Alice Lang | Blowback
13 April – 9 May 2016
Blowback is a shifting state: the unforeseen consequences of an action, or the passing of weed smoke from one body into another. This new body of work by Alice Lang explores the shifting relationship between text, image, object, and body, specifically in relation to contemporary notions of value and the construction of political identities.
This work looks at the ways in which political movements and symbols materialize and shift within mass culture. Over time, meaning accumulates (and decays) within an object or symbol, like a ball of wax, or a lint roller, collecting residue. It’s not a one-way street, more back and forth, coming and going, or a ball wobbling in circles.
As slang encrypts language with a time, a place, and a body, this socio-political residue also accumulates in objects and symbols. The meaning of a word changes depending on the body that uses it; an object becomes a symbol and an image, which is imbued with past meaning. Like things jumbled together at a flea market, waiting to be cut and pasted into the collage of a domestic space, they are carriers of personal, public, and political meaning.
A smiley was initially a symbol intended to boost the morale of factory workers; it has since moved through and between various counter cultural movements and drug cultures, most recently taking form in the emoji, an interpassive hyperlink that checks out of language. The ski mask, a symbol of social disobedience, moves among specific representations of different activist groups, rebranded through colour and connotation.
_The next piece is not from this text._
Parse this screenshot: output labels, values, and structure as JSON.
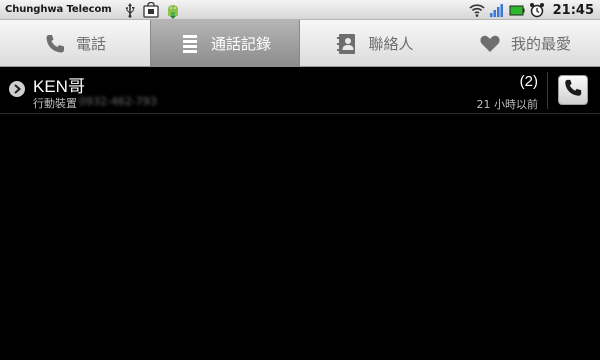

This body of work seeks to explore the way in which accumulated meanings lie dormant within text, image, and objects, waiting to be uncovered, interpreted, reinterpreted, appropriated, and rebranded. Meaning floats like a ghost over time and place, occasionally grounding itself in a possessed body or a haunted object. The work manifests such hauntings, in objects that are both empty and echoing.